What to do: Word for word, restate the entries below, but exclude the images.

Records for this exercise:

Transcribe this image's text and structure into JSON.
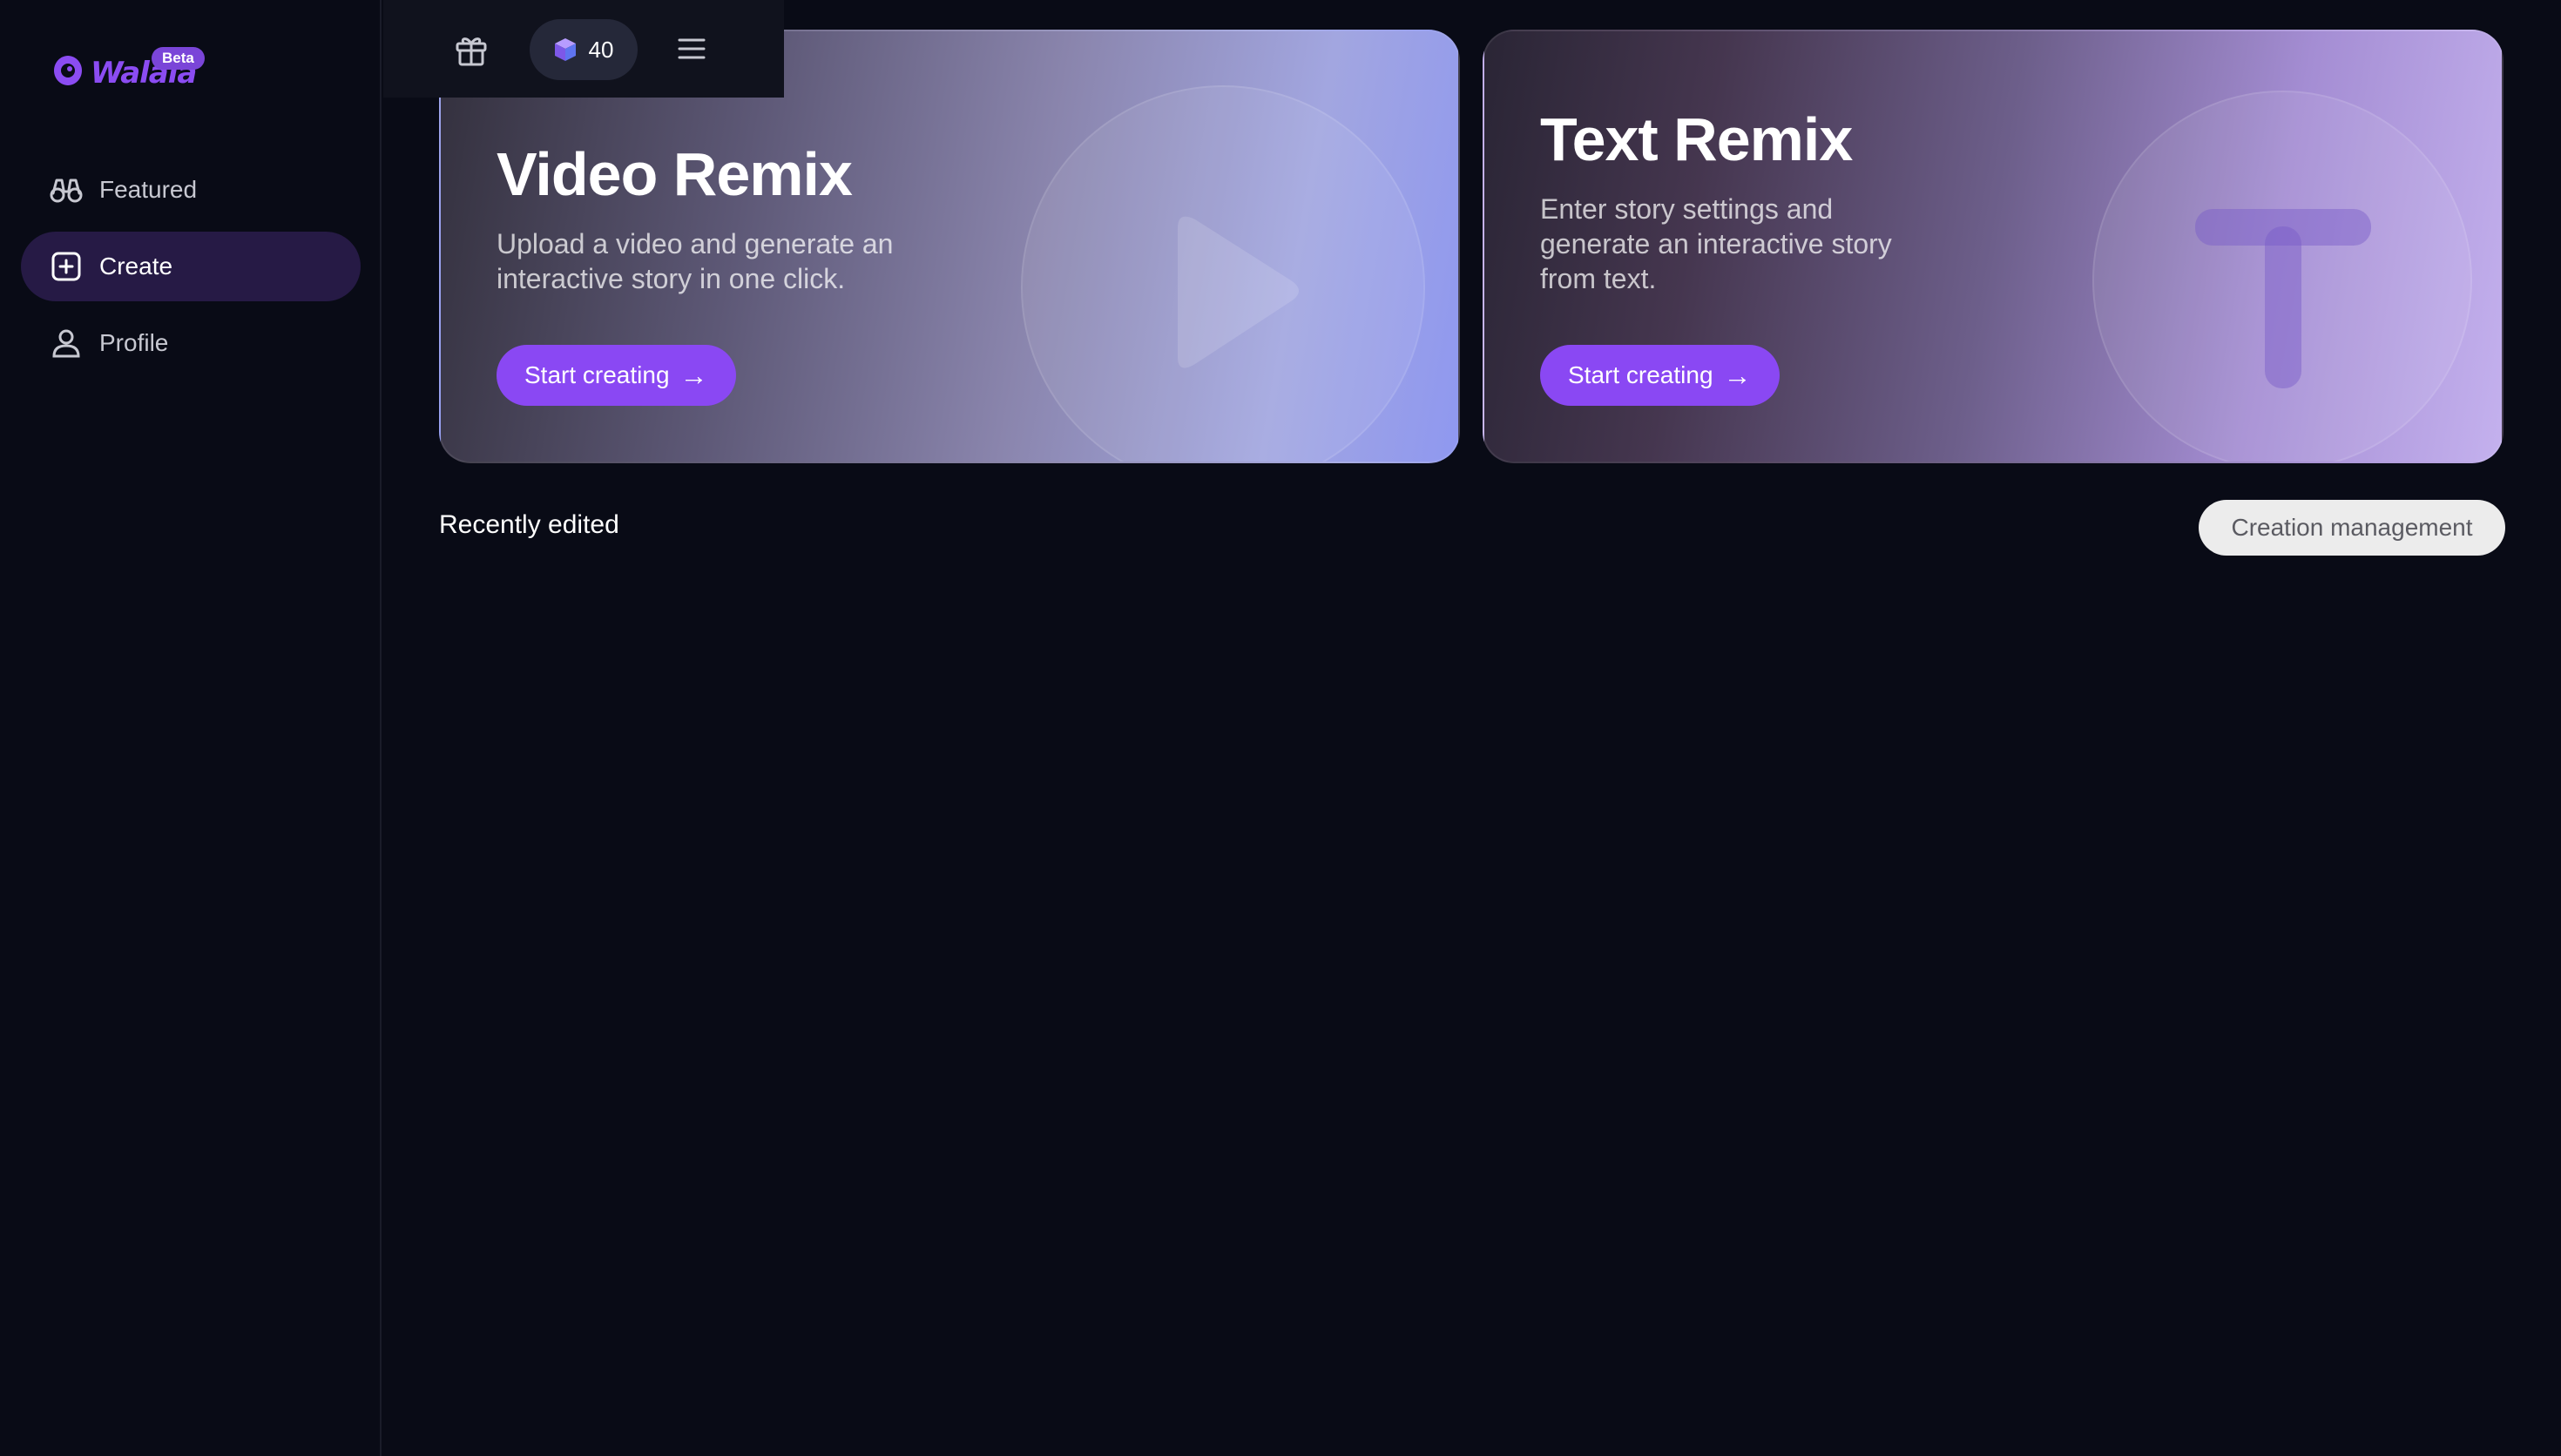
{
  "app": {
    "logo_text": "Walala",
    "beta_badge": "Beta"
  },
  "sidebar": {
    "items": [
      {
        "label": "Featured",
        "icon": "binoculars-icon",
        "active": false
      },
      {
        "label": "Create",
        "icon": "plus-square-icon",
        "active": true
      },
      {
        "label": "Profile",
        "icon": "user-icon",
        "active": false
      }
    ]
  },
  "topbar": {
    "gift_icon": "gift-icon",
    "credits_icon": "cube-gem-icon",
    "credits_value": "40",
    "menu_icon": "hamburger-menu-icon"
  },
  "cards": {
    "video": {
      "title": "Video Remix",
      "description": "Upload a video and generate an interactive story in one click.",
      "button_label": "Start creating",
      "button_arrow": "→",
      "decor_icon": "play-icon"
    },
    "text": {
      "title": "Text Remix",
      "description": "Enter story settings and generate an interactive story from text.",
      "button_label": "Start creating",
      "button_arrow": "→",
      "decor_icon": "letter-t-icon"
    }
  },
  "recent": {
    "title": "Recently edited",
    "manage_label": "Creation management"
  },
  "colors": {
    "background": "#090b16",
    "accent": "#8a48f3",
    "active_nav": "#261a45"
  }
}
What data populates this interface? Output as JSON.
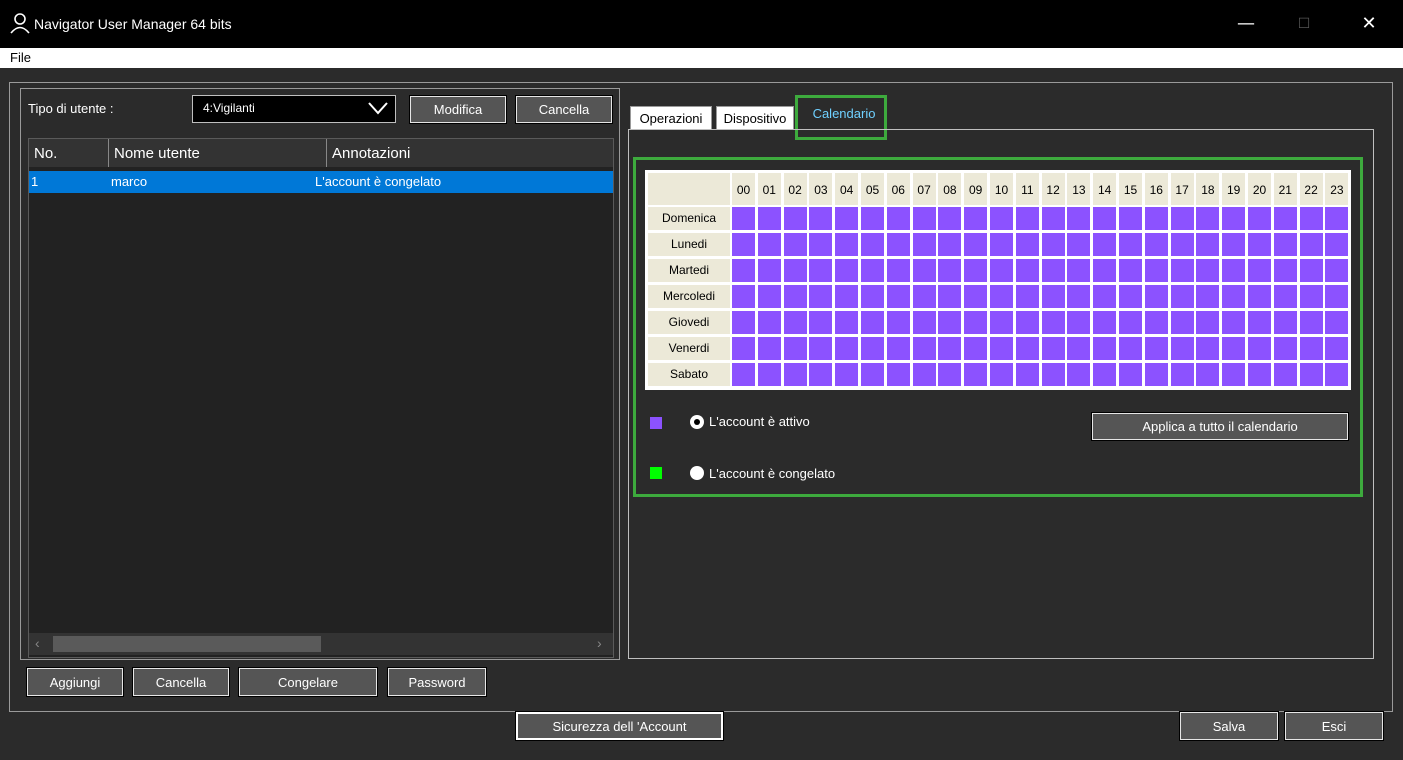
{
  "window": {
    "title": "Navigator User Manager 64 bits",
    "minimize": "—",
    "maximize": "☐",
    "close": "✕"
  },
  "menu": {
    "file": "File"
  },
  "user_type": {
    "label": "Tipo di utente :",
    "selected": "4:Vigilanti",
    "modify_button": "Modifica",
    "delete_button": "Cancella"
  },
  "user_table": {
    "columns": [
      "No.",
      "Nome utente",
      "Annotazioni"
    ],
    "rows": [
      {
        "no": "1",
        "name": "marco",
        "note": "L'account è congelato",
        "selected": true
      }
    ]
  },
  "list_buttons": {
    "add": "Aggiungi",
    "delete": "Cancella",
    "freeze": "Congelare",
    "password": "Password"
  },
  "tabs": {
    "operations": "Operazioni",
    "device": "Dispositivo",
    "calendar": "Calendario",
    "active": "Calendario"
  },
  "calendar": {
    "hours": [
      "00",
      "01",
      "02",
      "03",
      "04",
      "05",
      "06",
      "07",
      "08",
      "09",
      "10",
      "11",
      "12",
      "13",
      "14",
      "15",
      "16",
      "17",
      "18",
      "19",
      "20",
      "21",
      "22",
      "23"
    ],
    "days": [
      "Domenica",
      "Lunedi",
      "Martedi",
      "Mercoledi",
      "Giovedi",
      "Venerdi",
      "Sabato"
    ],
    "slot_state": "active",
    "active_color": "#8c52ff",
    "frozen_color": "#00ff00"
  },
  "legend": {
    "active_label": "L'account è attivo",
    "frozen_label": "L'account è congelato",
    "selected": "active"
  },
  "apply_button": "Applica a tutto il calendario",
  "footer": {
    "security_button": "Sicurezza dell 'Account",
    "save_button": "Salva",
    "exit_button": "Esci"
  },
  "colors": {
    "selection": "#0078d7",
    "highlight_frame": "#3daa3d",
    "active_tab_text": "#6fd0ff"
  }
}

Task response:
Transcribe this image's text and structure into JSON.
{
  "app": {
    "logo_text": "Walala",
    "beta_badge": "Beta"
  },
  "sidebar": {
    "items": [
      {
        "label": "Featured",
        "icon": "binoculars-icon",
        "active": false
      },
      {
        "label": "Create",
        "icon": "plus-square-icon",
        "active": true
      },
      {
        "label": "Profile",
        "icon": "user-icon",
        "active": false
      }
    ]
  },
  "topbar": {
    "gift_icon": "gift-icon",
    "credits_icon": "cube-gem-icon",
    "credits_value": "40",
    "menu_icon": "hamburger-menu-icon"
  },
  "cards": {
    "video": {
      "title": "Video Remix",
      "description": "Upload a video and generate an interactive story in one click.",
      "button_label": "Start creating",
      "button_arrow": "→",
      "decor_icon": "play-icon"
    },
    "text": {
      "title": "Text Remix",
      "description": "Enter story settings and generate an interactive story from text.",
      "button_label": "Start creating",
      "button_arrow": "→",
      "decor_icon": "letter-t-icon"
    }
  },
  "recent": {
    "title": "Recently edited",
    "manage_label": "Creation management"
  },
  "colors": {
    "background": "#090b16",
    "accent": "#8a48f3",
    "active_nav": "#261a45"
  }
}
What data populates this interface? Output as JSON.
{
  "window": {
    "title": "Navigator User Manager 64 bits",
    "minimize": "—",
    "maximize": "☐",
    "close": "✕"
  },
  "menu": {
    "file": "File"
  },
  "user_type": {
    "label": "Tipo di utente :",
    "selected": "4:Vigilanti",
    "modify_button": "Modifica",
    "delete_button": "Cancella"
  },
  "user_table": {
    "columns": [
      "No.",
      "Nome utente",
      "Annotazioni"
    ],
    "rows": [
      {
        "no": "1",
        "name": "marco",
        "note": "L'account è congelato",
        "selected": true
      }
    ]
  },
  "list_buttons": {
    "add": "Aggiungi",
    "delete": "Cancella",
    "freeze": "Congelare",
    "password": "Password"
  },
  "tabs": {
    "operations": "Operazioni",
    "device": "Dispositivo",
    "calendar": "Calendario",
    "active": "Calendario"
  },
  "calendar": {
    "hours": [
      "00",
      "01",
      "02",
      "03",
      "04",
      "05",
      "06",
      "07",
      "08",
      "09",
      "10",
      "11",
      "12",
      "13",
      "14",
      "15",
      "16",
      "17",
      "18",
      "19",
      "20",
      "21",
      "22",
      "23"
    ],
    "days": [
      "Domenica",
      "Lunedi",
      "Martedi",
      "Mercoledi",
      "Giovedi",
      "Venerdi",
      "Sabato"
    ],
    "slot_state": "active",
    "active_color": "#8c52ff",
    "frozen_color": "#00ff00"
  },
  "legend": {
    "active_label": "L'account è attivo",
    "frozen_label": "L'account è congelato",
    "selected": "active"
  },
  "apply_button": "Applica a tutto il calendario",
  "footer": {
    "security_button": "Sicurezza dell 'Account",
    "save_button": "Salva",
    "exit_button": "Esci"
  },
  "colors": {
    "selection": "#0078d7",
    "highlight_frame": "#3daa3d",
    "active_tab_text": "#6fd0ff"
  }
}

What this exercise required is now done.